Tag Archives: Matthew 11:28

Backpacking For a Weary Soul

Last Monday I attended a class on light-weight backpacking at my local REI store. The class re-energized my long-term goal to hike the Washington state portion of the Pacific Crest Trail. The Pacific Crest Trail (PCT) is a 2,650-mile national scenic trail that runs from Mexico to Canada through California, Oregon and Washington.

In the summer of 2009 my son and I hiked 90 miles of it in seven days. We started at Stevens Pass and ended at Snoqualmie Pass east of Seattle. We had great weather except for the last 24 hours, where we hiked through a cold, wet fog and heavy drizzle. It was a trip that whetted my appetite for more. I am planning to hike another section in 2013.

A key component to long-distance hiking is to keep your backpacking basics to a minimum, ideally under twenty pounds. This include the pack, sleep system, shelter, clothes and cooking gear. This does not include food, which is usually about two and half pounds per day. My pack for a week-long trip should start at 35-40 pounds, not including water, but in 2009 it was over 50 pounds.  I need to lose pack weight.

As a child, I first saw people with strange monstrous packs when our family went on a short nature hike near Lake Crescent in Olympic National Park. As we meanders and strolled towards Marymere Falls, a group of backpackers marched by us as they headed down out of the mountains. I asked my dad about the packs and people. He told me about backpacking and how hikers could travel far into the mountains. My thirst for the high alpine adventure started that day.

One thing backpacking has taught me is how little we truly NEED to survive. I can carry it all on my back if I choose. When I return, I do appreciate a dry house, warm bed, running water, flush toilets, fresh vegetables and electrical appliances (like my laptop). Still backpacking is a way of cleansing my soul and mind of my perceived need for more stuff. (Except perhaps my need for more light-weight backpacking stuff.)

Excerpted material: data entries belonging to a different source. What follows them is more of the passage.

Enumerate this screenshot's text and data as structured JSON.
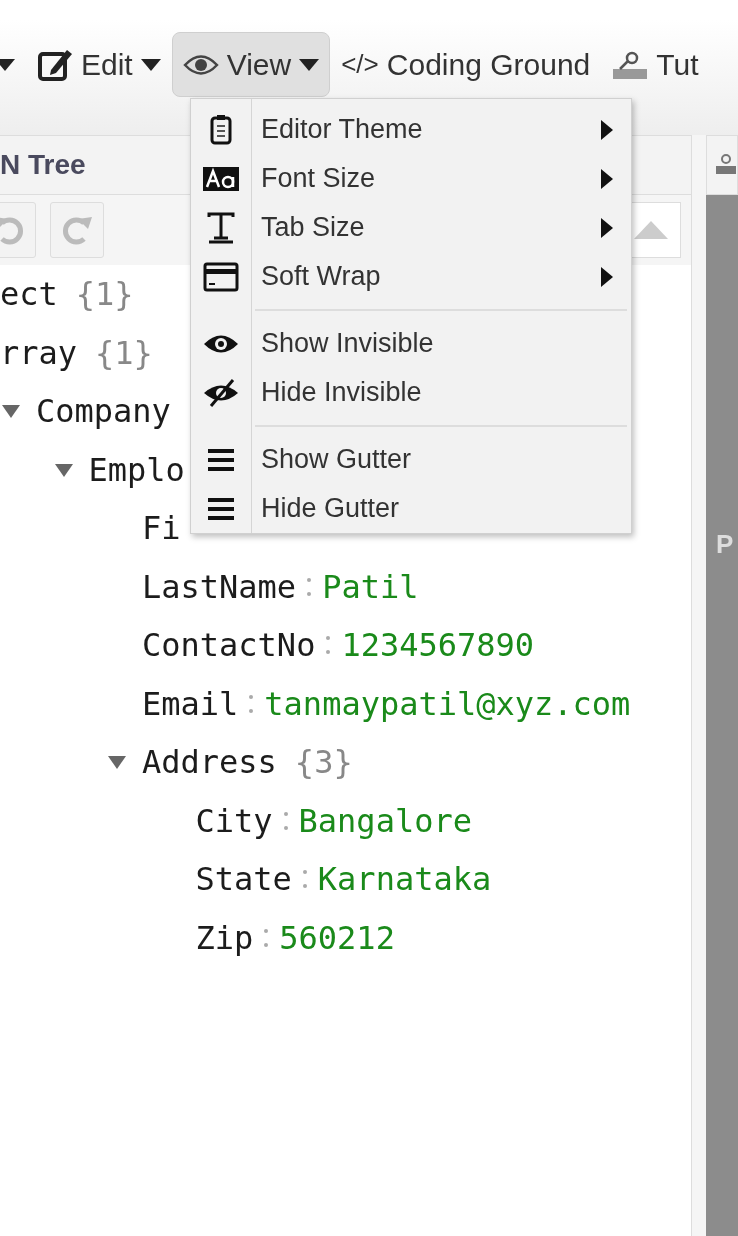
{
  "toolbar": {
    "items": [
      {
        "kind": "caret"
      },
      {
        "kind": "menu",
        "label": "Edit",
        "selected": false
      },
      {
        "kind": "menu",
        "label": "View",
        "selected": true
      },
      {
        "kind": "link",
        "prefix": "</>",
        "label": "Coding Ground"
      },
      {
        "kind": "link",
        "label": "Tut"
      }
    ]
  },
  "left_panel": {
    "title": "N Tree"
  },
  "tree": [
    {
      "key": "ect",
      "count": "{1}",
      "children": [
        {
          "key": "rray",
          "count": "{1}",
          "children": [
            {
              "key": "Company",
              "expanded": true,
              "children": [
                {
                  "key": "Emplo",
                  "expanded": true,
                  "children": [
                    {
                      "key": "Fi"
                    },
                    {
                      "key": "LastName",
                      "value": "Patil"
                    },
                    {
                      "key": "ContactNo",
                      "value": "1234567890"
                    },
                    {
                      "key": "Email",
                      "value": "tanmaypatil@xyz.com"
                    },
                    {
                      "key": "Address",
                      "count": "{3}",
                      "expanded": true,
                      "children": [
                        {
                          "key": "City",
                          "value": "Bangalore"
                        },
                        {
                          "key": "State",
                          "value": "Karnataka"
                        },
                        {
                          "key": "Zip",
                          "value": "560212"
                        }
                      ]
                    }
                  ]
                }
              ]
            }
          ]
        }
      ]
    }
  ],
  "right_panel": {
    "label": "P"
  },
  "view_menu": {
    "groups": [
      [
        {
          "label": "Editor Theme",
          "submenu": true
        },
        {
          "label": "Font Size",
          "submenu": true
        },
        {
          "label": "Tab Size",
          "submenu": true
        },
        {
          "label": "Soft Wrap",
          "submenu": true
        }
      ],
      [
        {
          "label": "Show Invisible",
          "submenu": false
        },
        {
          "label": "Hide Invisible",
          "submenu": false
        }
      ],
      [
        {
          "label": "Show Gutter",
          "submenu": false
        },
        {
          "label": "Hide Gutter",
          "submenu": false
        }
      ]
    ]
  }
}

Backpacking gives me a deep appreciation for Jesus’ words from Matthew 11:28-30.

Come to me, all you that are weary and are carrying heavy burdens, and I will give you rest. Take my yoke upon you, and learn from me; for I am gentle and humble in heart, and you will find rest for your souls. For my yoke is easy, and my burden is light.

How do you keep your soul light when you are weary?

Lord Jesus, let us find rest for our weary souls in you.

Done Enough?

Yesterday our e-mail and website went down. Our domain name, resurrection-woodbury.org, was dropped as our congregation transitions to a new webhosting site. I am so thankful for people like our office administrator, Sue Guck, and our web volunteer, Matthew Mayer, who immediately saw the problem and are now working hard to correct it.  We should be back up by tomorrow. Technology is a great tool, but it has its glitches.

Though frustrated by this event, it caused me to reflect on my overreliance on such technology tools and the constant “buzz” it produces. I have this feeling that I NEED to be connected. Such feelings can become unhealthy. Sort of like overtraining in running, or becoming a workaholic, it is too much of one thing. God gave us work, exercise and community as gifts, but they are not to become “gods.”

The Sabbath is also a gift from God. Wayne Muller has written about sabbath rest for the Lutheran magazine. He asks the question, “When have we done enough?” Since many of us think we cannot rest until we have finished everything, we never rest.

I remember being on a retreat with a large number of pastors and doing a devotion on resting in God. The one response that stood out was a pastor who said he could never rest, since there is still one more person to visit, one more couple to counsel, one more family to help. God “expected” him to bring care to the entire congregation. I wondered silently, “are you trying to be God, rather than God’s agent?”

So many of us just keep plowing along. Sabbath is the promise of God that we have done enough, worked enough, served enough. It is the promise that we can rest in God’s promise that we are God’s children in spite of our inadequacies and unfinished business. It is a gift of grace that needs to be practiced weekly, whether we are finished or not.

Jesus said, “Come to me, all who are weary and are carrying heavy burdens, and I will give you rest.” (Matthew 11:28)

Lord Jesus, let me rest in you today.